At first glance. Bill Barrow's write-up of Jimmy Carter's speech at his center's Mobilizing Faith for Women conference appears to have covered the facts about the conference and the specifics of the former U.S. president's outrageous attempts at moral equivalency in comparing how the world's religions treat women reasonably well.
But the AP writer left out two important contextual elements: 1) Christianity's historical and ongoing contribution to the improvement of women's status, leading to the indisuptable fact that women today are far better off in countries which have Judeo-Christian traditions than they are in those which don't; 2) government-encouraged or mandated abortion, which has disproportionately prevented women from being born -- the ultimate and final form of oppression -- and which many religions have done far too little to stop.
On Sunday, in a report which I contend would surely have been published on a weekday -- and more importantly, published with far greater clarity -- if a Republican or conservative were in the White House, the Associated Press's Paul Wiseman essentially explored the following question: "Why aren't people spending more if they're so much richer?"
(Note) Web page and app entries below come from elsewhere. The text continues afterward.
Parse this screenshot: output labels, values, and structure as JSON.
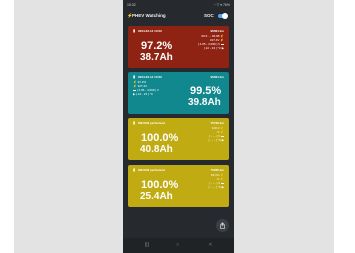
{
  "status_bar": {
    "time": "15:32",
    "right": "◔ ▽ ▾ 76%"
  },
  "app": {
    "title": "PHEV Watching",
    "soc_label": "SOC",
    "soc_toggle_on": true
  },
  "cards": [
    {
      "color": "#8e2313",
      "date": "2024-02-14 10:02",
      "km": "96564 km",
      "lines": [
        "99.5 → 96.88 ⚡",
        "327.4V ⚡",
        "[ 4.05 - 4.099 ] V ▬",
        "[ 22 - 23 ] °C ▶"
      ],
      "percent": "97.2%",
      "ah": "38.7Ah"
    },
    {
      "color": "#10888d",
      "date": "2024-02-14 10:02",
      "km": "96564 km",
      "lines": [
        "⚡ 97.2%",
        "⚡ 327.4V",
        "▬ [ 4.05 - 4.099 ] V",
        "▶ [ 22 - 23 ] °C"
      ],
      "percent": "99.5%",
      "ah": "39.8Ah"
    },
    {
      "color": "#c0ab12",
      "date": "DBCKM performed",
      "km": "75738 km",
      "lines": [
        "100.0 ⚡",
        "-V ⚡",
        "[ - - - ] V ▬",
        "[ - - - ] °C ▶"
      ],
      "percent": "100.0%",
      "ah": "40.8Ah"
    },
    {
      "color": "#c0ab12",
      "date": "DBCKM performed",
      "km": "75266 km",
      "lines": [
        "63.1% ⚡",
        "-V ⚡",
        "[ - - - ] V ▬",
        "[ - - - ] °C ▶"
      ],
      "percent": "100.0%",
      "ah": "25.4Ah"
    }
  ],
  "nav": {
    "recents": "|||",
    "home": "○",
    "back": "<"
  }
}
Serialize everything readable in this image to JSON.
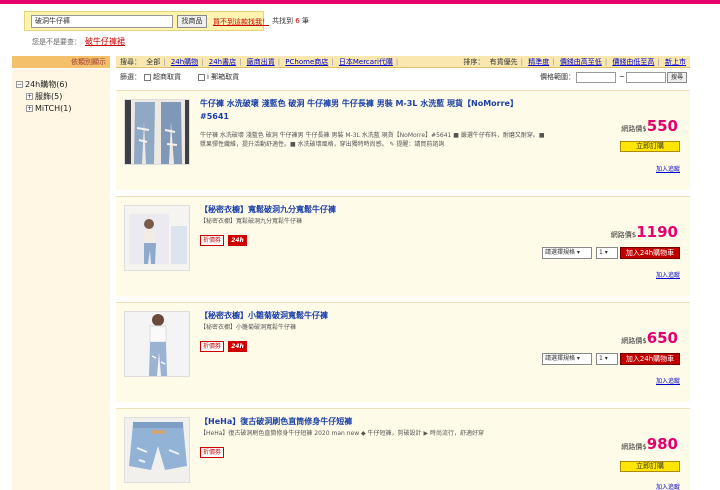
{
  "search": {
    "value": "破洞牛仔褲",
    "button": "找商品",
    "not_found": "買不到這款找我！"
  },
  "result": {
    "prefix": "共找到",
    "count": "6",
    "suffix": "筆"
  },
  "did_you_mean": {
    "label": "您是不是要查：",
    "suggestion": "破牛仔褲裙"
  },
  "sidebar": {
    "header": "依類別顯示",
    "items": [
      {
        "label": "24h購物(6)",
        "toggle": "−"
      },
      {
        "label": "服飾(5)",
        "toggle": "+"
      },
      {
        "label": "MiTCH(1)",
        "toggle": "+"
      }
    ]
  },
  "tabs": {
    "label": "搜尋：",
    "items": [
      "全部",
      "24h購物",
      "24h書店",
      "廠商出貨",
      "PChome商店",
      "日本Mercari代購"
    ]
  },
  "sort": {
    "label": "排序：",
    "items": [
      "有貨優先",
      "精準度",
      "價錢由高至低",
      "價錢由低至高",
      "新上市"
    ]
  },
  "filter": {
    "label": "篩選：",
    "option1": "超商取貨",
    "option2": "i 郵箱取貨",
    "price_range_label": "價格範圍：",
    "dash": "~",
    "go": "搜尋"
  },
  "products": [
    {
      "title": "牛仔褲 水洗破壞 淺藍色 破洞 牛仔褲男 牛仔長褲 男裝 M-3L 水洗藍 現貨【NoMorre】#5641",
      "desc": "牛仔褲 水洗破壞 淺藍色 破洞 牛仔褲男 牛仔長褲 男裝 M-3L 水洗藍 現貨【NoMorre】#5641 ■ 嚴選牛仔布料，耐磨又耐穿。■ 漿果彈性纖維，提升活動舒適性。■ 水洗破壞風格，穿出獨特時尚感。 ✎ 提醒：請買前諮詢",
      "price_label": "網路價$",
      "price": "550",
      "action": "立即訂購",
      "track": "加入追蹤"
    },
    {
      "title": "【秘密衣櫥】寬鬆破洞九分寬鬆牛仔褲",
      "desc": "【秘密衣櫥】寬鬆破洞九分寬鬆牛仔褲",
      "coupon": "折價券",
      "badge": "24h",
      "spec": "請選擇規格",
      "qty": "1",
      "price_label": "網路價$",
      "price": "1190",
      "action": "加入24h購物車",
      "track": "加入追蹤"
    },
    {
      "title": "【秘密衣櫥】小雛菊破洞寬鬆牛仔褲",
      "desc": "【秘密衣櫥】小雛菊破洞寬鬆牛仔褲",
      "coupon": "折價券",
      "badge": "24h",
      "spec": "請選擇規格",
      "qty": "1",
      "price_label": "網路價$",
      "price": "650",
      "action": "加入24h購物車",
      "track": "加入追蹤"
    },
    {
      "title": "【HeHa】復古破洞刷色直筒修身牛仔短褲",
      "desc": "【HeHa】復古破洞刷色直筒修身牛仔短褲 2020 man new ◆ 牛仔短褲，剪破設計 ▶ 時尚流行，舒適好穿",
      "coupon": "折價券",
      "price_label": "網路價$",
      "price": "980",
      "action": "立即訂購",
      "track": "加入追蹤"
    }
  ],
  "colors": {
    "brand": "#e4006d",
    "link": "#1a3fa8",
    "price": "#e4006d",
    "buy": "#ffe600",
    "cart": "#c00000"
  }
}
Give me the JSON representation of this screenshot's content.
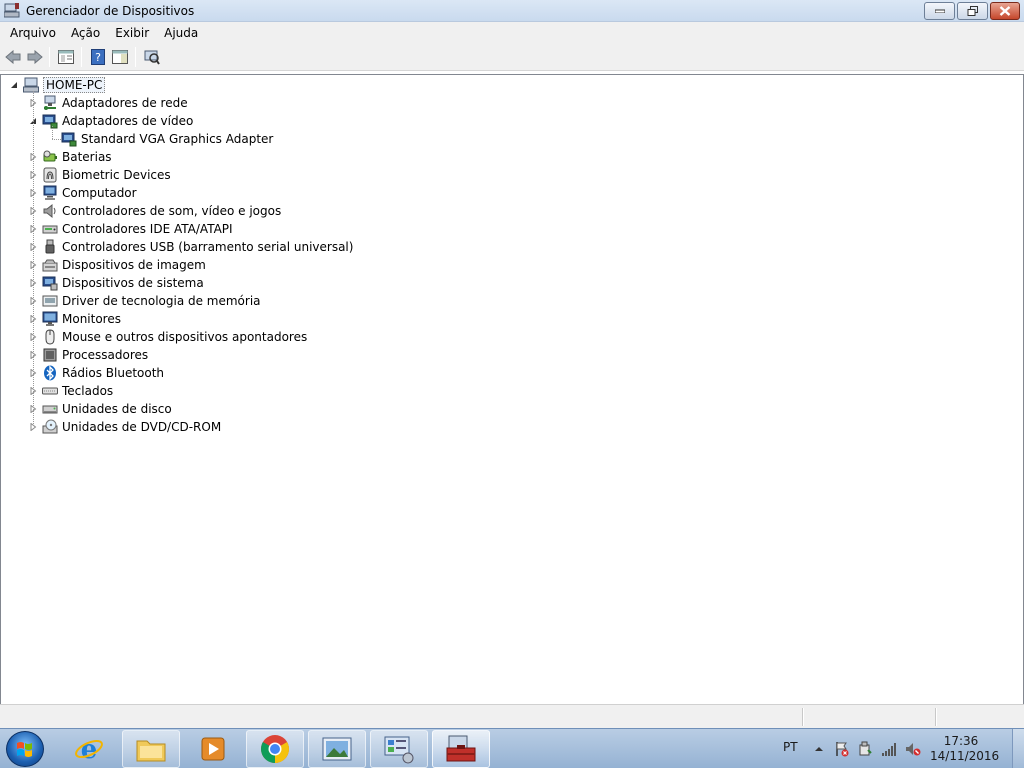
{
  "window": {
    "title": "Gerenciador de Dispositivos"
  },
  "menu": [
    "Arquivo",
    "Ação",
    "Exibir",
    "Ajuda"
  ],
  "toolbar": {
    "buttons": [
      "back-icon",
      "forward-icon",
      "properties-view-icon",
      "help-icon",
      "panel-icon",
      "scan-hardware-icon"
    ]
  },
  "tree": {
    "root": "HOME-PC",
    "categories": [
      {
        "label": "Adaptadores de rede",
        "icon": "network-adapter-icon",
        "expanded": false
      },
      {
        "label": "Adaptadores de vídeo",
        "icon": "display-adapter-icon",
        "expanded": true,
        "children": [
          {
            "label": "Standard VGA Graphics Adapter",
            "icon": "display-adapter-icon"
          }
        ]
      },
      {
        "label": "Baterias",
        "icon": "battery-icon",
        "expanded": false
      },
      {
        "label": "Biometric Devices",
        "icon": "fingerprint-icon",
        "expanded": false
      },
      {
        "label": "Computador",
        "icon": "computer-icon",
        "expanded": false
      },
      {
        "label": "Controladores de som, vídeo e jogos",
        "icon": "speaker-icon",
        "expanded": false
      },
      {
        "label": "Controladores IDE ATA/ATAPI",
        "icon": "ide-controller-icon",
        "expanded": false
      },
      {
        "label": "Controladores USB (barramento serial universal)",
        "icon": "usb-icon",
        "expanded": false
      },
      {
        "label": "Dispositivos de imagem",
        "icon": "imaging-device-icon",
        "expanded": false
      },
      {
        "label": "Dispositivos de sistema",
        "icon": "system-device-icon",
        "expanded": false
      },
      {
        "label": "Driver de tecnologia de memória",
        "icon": "memory-icon",
        "expanded": false
      },
      {
        "label": "Monitores",
        "icon": "monitor-icon",
        "expanded": false
      },
      {
        "label": "Mouse e outros dispositivos apontadores",
        "icon": "mouse-icon",
        "expanded": false
      },
      {
        "label": "Processadores",
        "icon": "processor-icon",
        "expanded": false
      },
      {
        "label": "Rádios Bluetooth",
        "icon": "bluetooth-icon",
        "expanded": false
      },
      {
        "label": "Teclados",
        "icon": "keyboard-icon",
        "expanded": false
      },
      {
        "label": "Unidades de disco",
        "icon": "disk-drive-icon",
        "expanded": false
      },
      {
        "label": "Unidades de DVD/CD-ROM",
        "icon": "dvd-drive-icon",
        "expanded": false
      }
    ]
  },
  "taskbar": {
    "apps": [
      "internet-explorer-icon",
      "file-explorer-icon",
      "media-player-icon",
      "chrome-icon",
      "photo-viewer-icon",
      "control-panel-icon",
      "device-manager-icon"
    ],
    "language": "PT",
    "time": "17:36",
    "date": "14/11/2016"
  }
}
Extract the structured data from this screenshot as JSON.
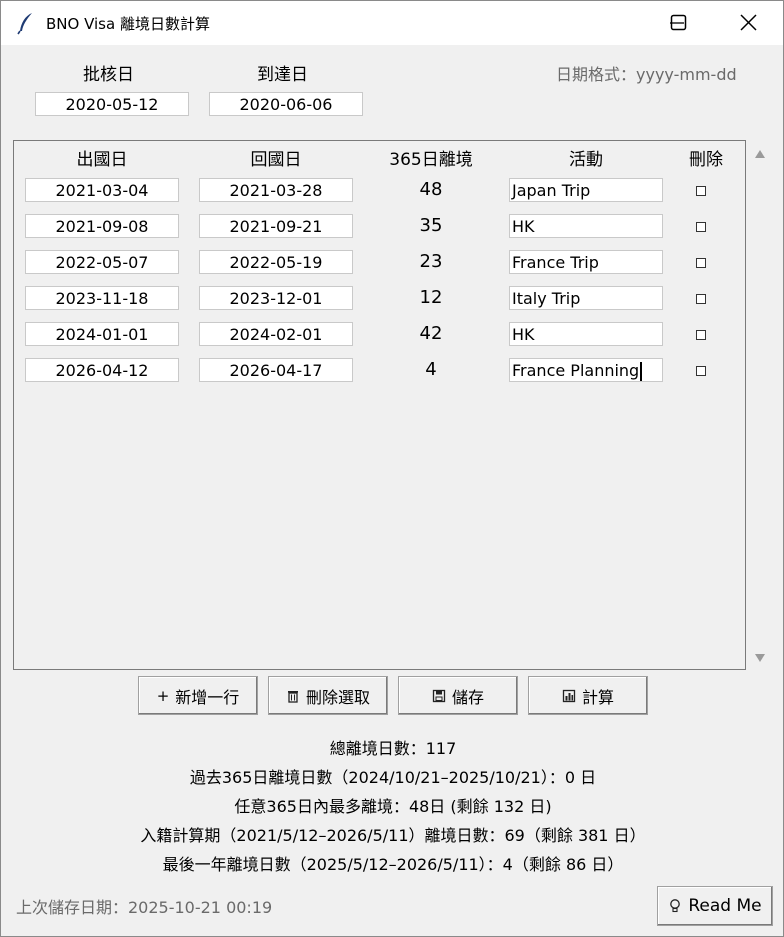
{
  "window": {
    "title": "BNO Visa 離境日數計算",
    "icon": "feather-icon"
  },
  "header": {
    "approval_label": "批核日",
    "approval_value": "2020-05-12",
    "arrival_label": "到達日",
    "arrival_value": "2020-06-06",
    "date_hint": "日期格式：yyyy-mm-dd"
  },
  "table": {
    "columns": [
      "出國日",
      "回國日",
      "365日離境",
      "活動",
      "刪除"
    ],
    "rows": [
      {
        "depart": "2021-03-04",
        "return": "2021-03-28",
        "days": "48",
        "activity": "Japan Trip",
        "delete": false
      },
      {
        "depart": "2021-09-08",
        "return": "2021-09-21",
        "days": "35",
        "activity": "HK",
        "delete": false
      },
      {
        "depart": "2022-05-07",
        "return": "2022-05-19",
        "days": "23",
        "activity": "France Trip",
        "delete": false
      },
      {
        "depart": "2023-11-18",
        "return": "2023-12-01",
        "days": "12",
        "activity": "Italy Trip",
        "delete": false
      },
      {
        "depart": "2024-01-01",
        "return": "2024-02-01",
        "days": "42",
        "activity": "HK",
        "delete": false
      },
      {
        "depart": "2026-04-12",
        "return": "2026-04-17",
        "days": "4",
        "activity": "France Planning",
        "delete": false
      }
    ]
  },
  "toolbar": {
    "add_label": "新增一行",
    "delete_label": "刪除選取",
    "save_label": "儲存",
    "calc_label": "計算"
  },
  "stats": {
    "total": "總離境日數：117",
    "past365": "過去365日離境日數（2024/10/21–2025/10/21）：0 日",
    "max365": "任意365日內最多離境：48日 (剩餘 132 日)",
    "naturalization": "入籍計算期（2021/5/12–2026/5/11）離境日數：69（剩餘 381 日）",
    "last_year": "最後一年離境日數（2025/5/12–2026/5/11）：4（剩餘 86 日）"
  },
  "footer": {
    "last_saved": "上次儲存日期：2025-10-21 00:19",
    "readme_label": "Read Me"
  }
}
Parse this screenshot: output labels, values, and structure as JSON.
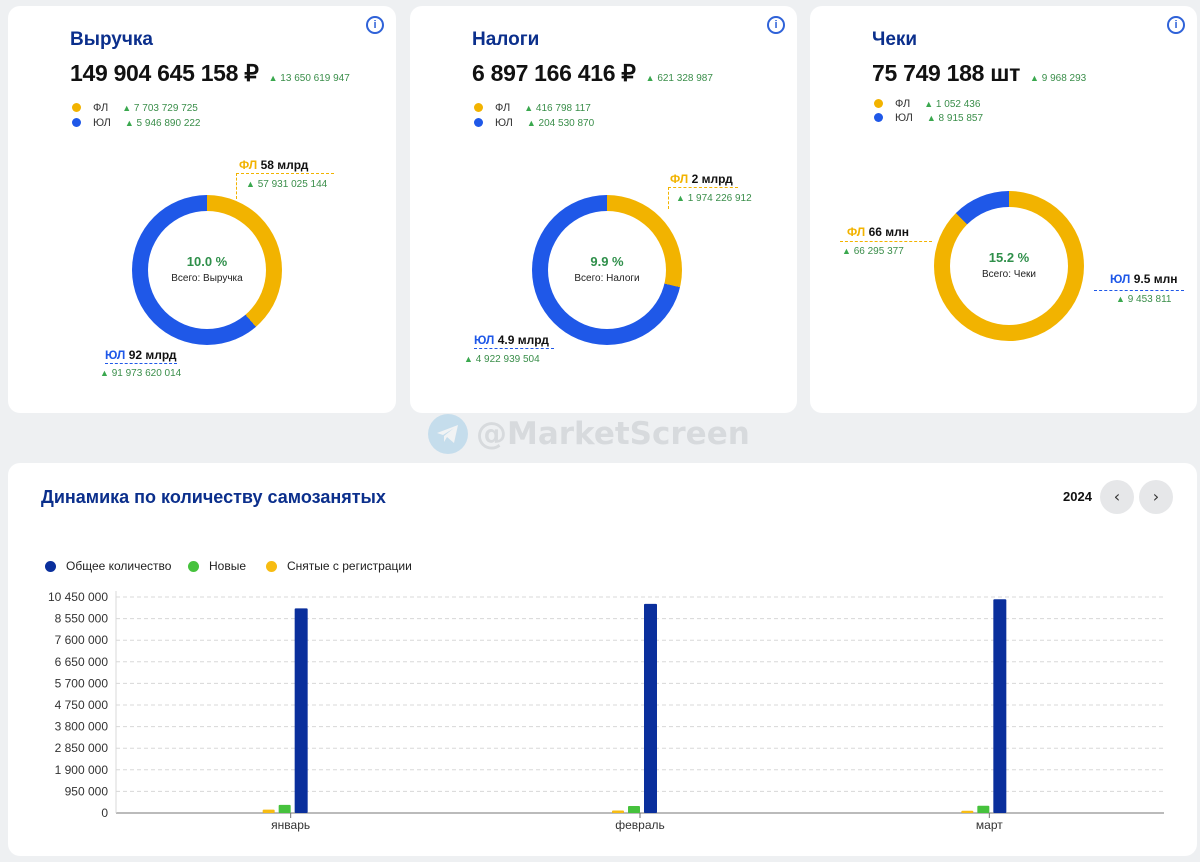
{
  "cards": [
    {
      "title": "Выручка",
      "value": "149 904 645 158 ₽",
      "delta": "13 650 619 947",
      "legend": [
        {
          "label": "ФЛ",
          "value": "7 703 729 725"
        },
        {
          "label": "ЮЛ",
          "value": "5 946 890 222"
        }
      ],
      "donut": {
        "percent": "10.0 %",
        "total_label": "Всего: Выручка",
        "fl_share": 0.387
      },
      "fl_label": {
        "key": "ФЛ",
        "value": "58 млрд",
        "sub": "57 931 025 144"
      },
      "ul_label": {
        "key": "ЮЛ",
        "value": "92 млрд",
        "sub": "91 973 620 014"
      }
    },
    {
      "title": "Налоги",
      "value": "6 897 166 416 ₽",
      "delta": "621 328 987",
      "legend": [
        {
          "label": "ФЛ",
          "value": "416 798 117"
        },
        {
          "label": "ЮЛ",
          "value": "204 530 870"
        }
      ],
      "donut": {
        "percent": "9.9 %",
        "total_label": "Всего: Налоги",
        "fl_share": 0.287
      },
      "fl_label": {
        "key": "ФЛ",
        "value": "2 млрд",
        "sub": "1 974 226 912"
      },
      "ul_label": {
        "key": "ЮЛ",
        "value": "4.9 млрд",
        "sub": "4 922 939 504"
      }
    },
    {
      "title": "Чеки",
      "value": "75 749 188 шт",
      "delta": "9 968 293",
      "legend": [
        {
          "label": "ФЛ",
          "value": "1 052 436"
        },
        {
          "label": "ЮЛ",
          "value": "8 915 857"
        }
      ],
      "donut": {
        "percent": "15.2 %",
        "total_label": "Всего: Чеки",
        "fl_share": 0.875
      },
      "fl_label": {
        "key": "ФЛ",
        "value": "66 млн",
        "sub": "66 295 377"
      },
      "ul_label": {
        "key": "ЮЛ",
        "value": "9.5 млн",
        "sub": "9 453 811"
      }
    }
  ],
  "watermark": "@MarketScreen",
  "bottom": {
    "title": "Динамика по количеству самозанятых",
    "year": "2024",
    "prev_icon": "chevron-left-icon",
    "next_icon": "chevron-right-icon"
  },
  "colors": {
    "fl": "#f2b300",
    "ul": "#1f58e8",
    "total": "#0a2f9c",
    "new": "#46c23d",
    "removed": "#f7bc12",
    "positive": "#3a8e4a"
  },
  "chart_data": {
    "type": "bar",
    "categories": [
      "январь",
      "февраль",
      "март"
    ],
    "series": [
      {
        "name": "Снятые с регистрации",
        "values": [
          150000,
          110000,
          100000
        ]
      },
      {
        "name": "Новые",
        "values": [
          360000,
          310000,
          320000
        ]
      },
      {
        "name": "Общее количество",
        "values": [
          9000000,
          9200000,
          9400000
        ]
      }
    ],
    "yticks": [
      "10 450 000",
      "8 550 000",
      "7 600 000",
      "6 650 000",
      "5 700 000",
      "4 750 000",
      "3 800 000",
      "2 850 000",
      "1 900 000",
      "950 000",
      "0"
    ],
    "ylim": [
      0,
      9500000
    ],
    "grid": true,
    "legend_position": "top-left"
  }
}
The answer he found, which should surprise no one in touch with reality, is that quite a few of us aren't richer. We're poorer. But Wiseman also cryptically revealed some of the dollar amounts involved and enough other information to enable one to back into an estimate of the shocking degree of wealth redistribution which has taken place during the recession and the first term of the Obama administration -- and it's not in the direction you might think.
(UPDATE: "Obama Supports Terrorism" sign obtained at Twitchy.com)
This "Arab Spring" update comes from the Associated Press: "The Obama administration on Friday warned Americans against all but essential travel to Egypt and moved to reduce the official U.S. presence in the country amid fears of widespread unrest." No one could possibly have predicted this type of crisis would be a likely outcome of Hosni Mubarak's overthrow -- ahem, except former U.S. ambassador John Bolton and other people considered ignoramuses by the diplomatic elite.
Conditions on the ground reflect the growing tolerance of a diverse ethnic, religious, and democratically inclined leadership. Uh, actually not at all, as a separate AP report about today's events reveals (excerpts are not intended to describe the entire situation; reviewing the entire report and others from elsewhere will be needed for a fuller understanding):
Before the government released its first estimate of first-quarter economic growth in late April, the establishment press, particularly Bloomberg News and the Associated Press, salivated at the chance to report the then-predicted "robust" annualized growth of 3 percent and to describe how the economy had "accelerated" from the previous quarter's pathetic 0.4 percent. When that first estimate came in at only 2.5 percent, most news organizations at least had the integrity to pronounce the news disappointing. But not Martin Crutsinger and Christopher Rugaber at the AP, aka the Administration's Press, who opened their coverage by saying that "the American economy quickened its pace early this year despite deep government cutbacks."
The government's second estimate in May was little changed at 2.4 percent. But Wednesday's third and final estimate (pending annual revisions going back several years, the next of which will appear in July) came in at 1.8 percent, a 40 percent drop from so-called experts' original predictions (1.2-point difference divided by the original 3.0 percent). The AP's reaction was to produce a terse three-paragraph blurb which was gone from its national web site within 24 hours, followed by a late afternoon report which blamed higher Social Security taxes and "federal spending cuts":